Speaking of Halliburton, Frida Berrigan of In These Times put together a great post on 'Dead Eye' Dick Cheney's former employer's love affair with the GOP-controlled Congress: Halliburton <3's Congress.
Shtick or substance?
Republicans sneer at these outsider efforts. “It gets to a point where it’s more shtick than substance,” says Kevin Madden, spokesman for House Majority Leader John Boehner (R-Ohio). Rep. Tom David (R-Va.), chair of the Government Reform Committee, defends Republican inaction by declaring, “We aren’t going after the mini scandal du jour trying to embarrass the administration at a hearing that’s going nowhere.”
Yet, during the Clinton years, Republicans seemed to love “nowhere” investigations. Did President Clinton sell Arlington cemetery plots to his big donors? Did he misuse the White House Christmas card list to hunt for potential contributors? The answers to these and many other questions were sought in aggressive and voluminous investigations by the Republican-controlled Congress. In all, between 1997 and 2002, the Government Reform Committee issued 1,052 subpoenas against the Clinton administration and the DNC and only 11 related to Republican abuse.
In contrast, during the 108th Congress, the Government Reform Committee grudgingly held four hearings on Iraq reconstruction contracting. Their final report dismissed critical witnesses as “so-called whistle blowers” and attributed multi-million dollar bungles to the “fog of war.” In Sen. Dorgan’s view, the hearings “were called in order to defend Halliburton, which is a pretty pathetic way to do investigative oversight.”

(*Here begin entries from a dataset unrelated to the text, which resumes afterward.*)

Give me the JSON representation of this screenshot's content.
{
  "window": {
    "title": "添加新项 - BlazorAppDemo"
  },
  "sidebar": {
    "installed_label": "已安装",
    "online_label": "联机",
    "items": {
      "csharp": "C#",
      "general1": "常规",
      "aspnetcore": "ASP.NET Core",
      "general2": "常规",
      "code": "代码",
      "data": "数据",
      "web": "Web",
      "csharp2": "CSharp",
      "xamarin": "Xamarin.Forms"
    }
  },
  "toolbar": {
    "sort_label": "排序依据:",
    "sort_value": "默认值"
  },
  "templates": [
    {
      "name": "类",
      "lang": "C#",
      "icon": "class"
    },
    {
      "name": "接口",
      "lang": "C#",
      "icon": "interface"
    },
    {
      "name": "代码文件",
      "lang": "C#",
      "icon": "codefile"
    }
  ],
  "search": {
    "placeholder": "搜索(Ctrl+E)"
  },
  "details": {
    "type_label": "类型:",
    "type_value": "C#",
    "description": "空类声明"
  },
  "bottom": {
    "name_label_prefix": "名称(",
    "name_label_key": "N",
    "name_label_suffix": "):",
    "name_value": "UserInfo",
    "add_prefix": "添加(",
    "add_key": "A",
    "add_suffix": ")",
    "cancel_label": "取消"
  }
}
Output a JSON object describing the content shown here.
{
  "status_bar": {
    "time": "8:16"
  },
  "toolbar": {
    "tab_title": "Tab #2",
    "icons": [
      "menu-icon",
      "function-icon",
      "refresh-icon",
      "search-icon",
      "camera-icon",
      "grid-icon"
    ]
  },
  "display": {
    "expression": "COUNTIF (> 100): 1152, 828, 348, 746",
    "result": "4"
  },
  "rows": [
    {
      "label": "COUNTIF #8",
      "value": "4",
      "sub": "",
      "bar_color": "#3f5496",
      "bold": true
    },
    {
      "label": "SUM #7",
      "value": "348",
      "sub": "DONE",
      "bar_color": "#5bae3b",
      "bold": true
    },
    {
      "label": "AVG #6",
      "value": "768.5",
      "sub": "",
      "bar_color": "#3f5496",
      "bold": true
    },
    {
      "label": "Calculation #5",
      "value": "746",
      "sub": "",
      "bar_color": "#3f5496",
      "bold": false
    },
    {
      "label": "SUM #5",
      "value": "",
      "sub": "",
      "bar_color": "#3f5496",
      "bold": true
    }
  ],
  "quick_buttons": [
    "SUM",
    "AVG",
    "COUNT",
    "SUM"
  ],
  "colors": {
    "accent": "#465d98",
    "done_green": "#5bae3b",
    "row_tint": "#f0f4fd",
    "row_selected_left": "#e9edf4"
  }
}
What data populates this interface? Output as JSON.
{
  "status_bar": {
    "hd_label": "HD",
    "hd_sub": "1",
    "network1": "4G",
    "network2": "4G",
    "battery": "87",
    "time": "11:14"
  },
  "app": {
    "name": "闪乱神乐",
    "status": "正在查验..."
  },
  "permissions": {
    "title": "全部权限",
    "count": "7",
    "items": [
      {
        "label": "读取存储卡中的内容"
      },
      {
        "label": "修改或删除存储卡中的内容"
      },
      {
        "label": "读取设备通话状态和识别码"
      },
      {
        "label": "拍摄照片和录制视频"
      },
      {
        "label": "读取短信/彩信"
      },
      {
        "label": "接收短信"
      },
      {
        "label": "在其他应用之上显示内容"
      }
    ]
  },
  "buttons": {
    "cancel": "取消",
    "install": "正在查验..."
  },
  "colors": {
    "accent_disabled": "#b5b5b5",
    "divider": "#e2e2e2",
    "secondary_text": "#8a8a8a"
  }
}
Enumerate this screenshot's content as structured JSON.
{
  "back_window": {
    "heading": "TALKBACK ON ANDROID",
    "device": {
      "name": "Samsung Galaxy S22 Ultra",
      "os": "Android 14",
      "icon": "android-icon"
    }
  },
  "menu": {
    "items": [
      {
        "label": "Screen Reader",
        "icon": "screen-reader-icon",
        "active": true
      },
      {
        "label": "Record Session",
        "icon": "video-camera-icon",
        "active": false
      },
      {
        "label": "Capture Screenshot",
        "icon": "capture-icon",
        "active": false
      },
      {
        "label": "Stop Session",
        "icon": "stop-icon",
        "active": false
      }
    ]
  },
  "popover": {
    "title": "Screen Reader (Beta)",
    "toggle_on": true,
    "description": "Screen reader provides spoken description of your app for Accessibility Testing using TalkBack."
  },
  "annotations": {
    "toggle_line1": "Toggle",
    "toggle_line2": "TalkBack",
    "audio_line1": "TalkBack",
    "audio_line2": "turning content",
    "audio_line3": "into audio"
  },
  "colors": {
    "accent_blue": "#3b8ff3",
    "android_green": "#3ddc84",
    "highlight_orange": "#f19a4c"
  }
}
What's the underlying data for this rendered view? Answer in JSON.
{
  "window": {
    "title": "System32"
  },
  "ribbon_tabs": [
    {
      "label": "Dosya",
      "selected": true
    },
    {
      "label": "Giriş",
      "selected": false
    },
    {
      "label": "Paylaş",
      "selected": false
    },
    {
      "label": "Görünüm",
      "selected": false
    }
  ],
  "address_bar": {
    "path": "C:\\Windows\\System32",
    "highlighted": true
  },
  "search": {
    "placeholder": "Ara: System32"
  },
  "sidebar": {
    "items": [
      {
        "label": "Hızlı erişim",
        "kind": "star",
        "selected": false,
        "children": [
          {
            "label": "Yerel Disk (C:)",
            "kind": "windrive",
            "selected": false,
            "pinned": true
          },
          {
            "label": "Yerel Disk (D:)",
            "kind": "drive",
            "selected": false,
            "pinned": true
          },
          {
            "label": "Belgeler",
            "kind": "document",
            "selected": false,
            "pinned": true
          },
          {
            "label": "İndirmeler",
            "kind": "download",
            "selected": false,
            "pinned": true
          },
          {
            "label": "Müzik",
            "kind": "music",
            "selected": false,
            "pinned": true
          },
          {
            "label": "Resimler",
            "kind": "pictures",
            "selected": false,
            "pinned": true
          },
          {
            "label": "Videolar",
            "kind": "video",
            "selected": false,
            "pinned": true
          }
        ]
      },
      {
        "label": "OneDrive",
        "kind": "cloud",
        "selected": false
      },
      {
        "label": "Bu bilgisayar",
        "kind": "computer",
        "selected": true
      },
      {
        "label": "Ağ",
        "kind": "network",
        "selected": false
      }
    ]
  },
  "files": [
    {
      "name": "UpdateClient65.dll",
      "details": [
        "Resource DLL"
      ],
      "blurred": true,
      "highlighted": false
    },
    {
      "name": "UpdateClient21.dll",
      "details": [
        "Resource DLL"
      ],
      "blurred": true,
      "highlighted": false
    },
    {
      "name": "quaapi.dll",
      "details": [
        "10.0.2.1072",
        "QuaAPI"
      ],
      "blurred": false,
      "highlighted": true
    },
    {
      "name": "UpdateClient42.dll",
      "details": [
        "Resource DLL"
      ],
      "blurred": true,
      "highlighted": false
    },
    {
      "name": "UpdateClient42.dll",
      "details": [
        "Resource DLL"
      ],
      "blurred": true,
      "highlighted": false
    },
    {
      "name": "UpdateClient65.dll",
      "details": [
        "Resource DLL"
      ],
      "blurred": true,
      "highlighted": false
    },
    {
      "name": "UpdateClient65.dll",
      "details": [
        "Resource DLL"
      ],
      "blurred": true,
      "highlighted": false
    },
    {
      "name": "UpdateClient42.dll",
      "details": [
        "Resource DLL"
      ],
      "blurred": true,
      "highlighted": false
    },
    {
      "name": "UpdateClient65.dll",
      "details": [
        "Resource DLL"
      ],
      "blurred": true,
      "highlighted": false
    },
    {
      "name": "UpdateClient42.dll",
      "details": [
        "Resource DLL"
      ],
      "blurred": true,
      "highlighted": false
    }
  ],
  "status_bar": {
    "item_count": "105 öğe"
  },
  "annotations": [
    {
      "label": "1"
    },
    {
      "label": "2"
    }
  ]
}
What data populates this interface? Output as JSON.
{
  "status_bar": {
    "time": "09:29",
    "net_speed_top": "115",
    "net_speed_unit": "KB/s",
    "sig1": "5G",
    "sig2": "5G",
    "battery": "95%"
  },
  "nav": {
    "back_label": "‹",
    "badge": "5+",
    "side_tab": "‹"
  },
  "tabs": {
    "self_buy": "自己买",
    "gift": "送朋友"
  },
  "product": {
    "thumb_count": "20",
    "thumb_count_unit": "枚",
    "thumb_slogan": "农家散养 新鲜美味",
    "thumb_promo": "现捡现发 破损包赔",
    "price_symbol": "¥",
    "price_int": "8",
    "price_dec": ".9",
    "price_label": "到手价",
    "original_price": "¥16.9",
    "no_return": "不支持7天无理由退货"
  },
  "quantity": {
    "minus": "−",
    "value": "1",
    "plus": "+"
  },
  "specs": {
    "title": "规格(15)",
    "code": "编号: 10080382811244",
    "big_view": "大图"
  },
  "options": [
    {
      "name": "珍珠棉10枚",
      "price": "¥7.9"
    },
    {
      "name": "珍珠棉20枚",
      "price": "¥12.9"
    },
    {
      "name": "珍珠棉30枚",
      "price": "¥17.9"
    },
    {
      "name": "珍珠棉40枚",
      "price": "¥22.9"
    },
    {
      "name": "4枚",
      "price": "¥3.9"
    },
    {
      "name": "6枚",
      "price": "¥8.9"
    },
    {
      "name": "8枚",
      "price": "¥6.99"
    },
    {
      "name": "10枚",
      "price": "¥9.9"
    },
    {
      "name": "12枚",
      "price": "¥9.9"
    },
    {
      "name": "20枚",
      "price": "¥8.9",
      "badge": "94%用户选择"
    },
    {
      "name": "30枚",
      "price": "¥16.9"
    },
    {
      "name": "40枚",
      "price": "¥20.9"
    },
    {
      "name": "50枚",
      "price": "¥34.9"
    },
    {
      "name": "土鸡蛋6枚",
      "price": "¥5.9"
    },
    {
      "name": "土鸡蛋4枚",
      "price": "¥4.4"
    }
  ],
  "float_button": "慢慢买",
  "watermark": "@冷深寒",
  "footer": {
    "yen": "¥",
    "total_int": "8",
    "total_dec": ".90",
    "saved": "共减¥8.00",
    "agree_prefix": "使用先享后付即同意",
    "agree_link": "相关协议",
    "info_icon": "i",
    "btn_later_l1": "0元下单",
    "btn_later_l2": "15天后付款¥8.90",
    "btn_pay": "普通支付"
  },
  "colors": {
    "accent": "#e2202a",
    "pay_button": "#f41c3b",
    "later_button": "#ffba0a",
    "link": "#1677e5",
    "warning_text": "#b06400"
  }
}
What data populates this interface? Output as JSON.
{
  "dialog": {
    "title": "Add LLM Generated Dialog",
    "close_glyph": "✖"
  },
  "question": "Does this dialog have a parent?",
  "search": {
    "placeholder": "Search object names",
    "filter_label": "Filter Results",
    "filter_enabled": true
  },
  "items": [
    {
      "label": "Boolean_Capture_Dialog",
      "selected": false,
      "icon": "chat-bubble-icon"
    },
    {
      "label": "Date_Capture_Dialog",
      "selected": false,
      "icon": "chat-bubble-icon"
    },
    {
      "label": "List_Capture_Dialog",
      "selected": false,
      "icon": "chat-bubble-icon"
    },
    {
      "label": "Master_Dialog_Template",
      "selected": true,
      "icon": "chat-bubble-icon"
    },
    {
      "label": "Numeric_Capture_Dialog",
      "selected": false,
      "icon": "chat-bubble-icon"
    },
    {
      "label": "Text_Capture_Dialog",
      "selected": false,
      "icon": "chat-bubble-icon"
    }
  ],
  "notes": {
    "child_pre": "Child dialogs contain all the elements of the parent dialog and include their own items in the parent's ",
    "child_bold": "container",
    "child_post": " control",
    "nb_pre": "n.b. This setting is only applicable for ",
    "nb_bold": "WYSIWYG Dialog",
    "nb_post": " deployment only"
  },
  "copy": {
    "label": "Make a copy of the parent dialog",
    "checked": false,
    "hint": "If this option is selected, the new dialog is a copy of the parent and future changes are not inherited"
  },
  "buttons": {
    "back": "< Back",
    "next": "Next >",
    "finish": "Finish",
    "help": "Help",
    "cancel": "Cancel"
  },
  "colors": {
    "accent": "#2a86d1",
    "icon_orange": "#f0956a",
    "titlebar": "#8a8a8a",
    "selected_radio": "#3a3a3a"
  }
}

This Republican-controlled Congress wouldn't know oversight if it jumped up and bit them on the ass. The current GOP sees just about everything in partisan political terms. Any debate about that died a few weeks ago when evidence of a GOP cover-up of the Child Predator Scandal involving GOP Rep. Mark Foley materialized. Why should protecting campaign donors be any different than protecting known child predators? It's standard operating procedure to cover the collective ass of the party at all costs in the GOP.
In the article, Frida poses the question: "Why doesn't Congress do more?" One could probably find the answer in the age-old phrase, "follow the money." Plus, it doesn't hurt that the revolving door for high-level officials is really just an automated sliding door that never closes, for Pete's sake. These days, people don't even try to hide it.
Cheney is a great friend to have, but it doesn’t hurt that the company has other close ties. Richard “Plame-gate” Armitage did freelance consulting work for Halliburton before assuming the number two position at the State Department. In 2005, KBR hired Joe Allbaugh, an aide to George W. Bush when he was governor of Texas and former director of the Federal Emergency Management Agency, as a consultant. For good measure, they hired Allbaugh’s wife Diane too.
Oh, don't want to leave her out.
Just a few days ago, the government spending watchdog website FedSpending.org launched, a project of OMB Watch with the help of the Sunlight Foundation. It tracks government contracts and grants based off of data provided by government agencies.
As I was test driving the site, I came across a feature that lists the Top 100 Contractors in each of the last six years, FY2000 through FY2005, and thought I would look up a usual suspect:
And the Veep would have us believe he had nothing to do with that.
The site is still in it's infancy but will surely prove to be useful in the near future. I strongly urge all of you to check it out.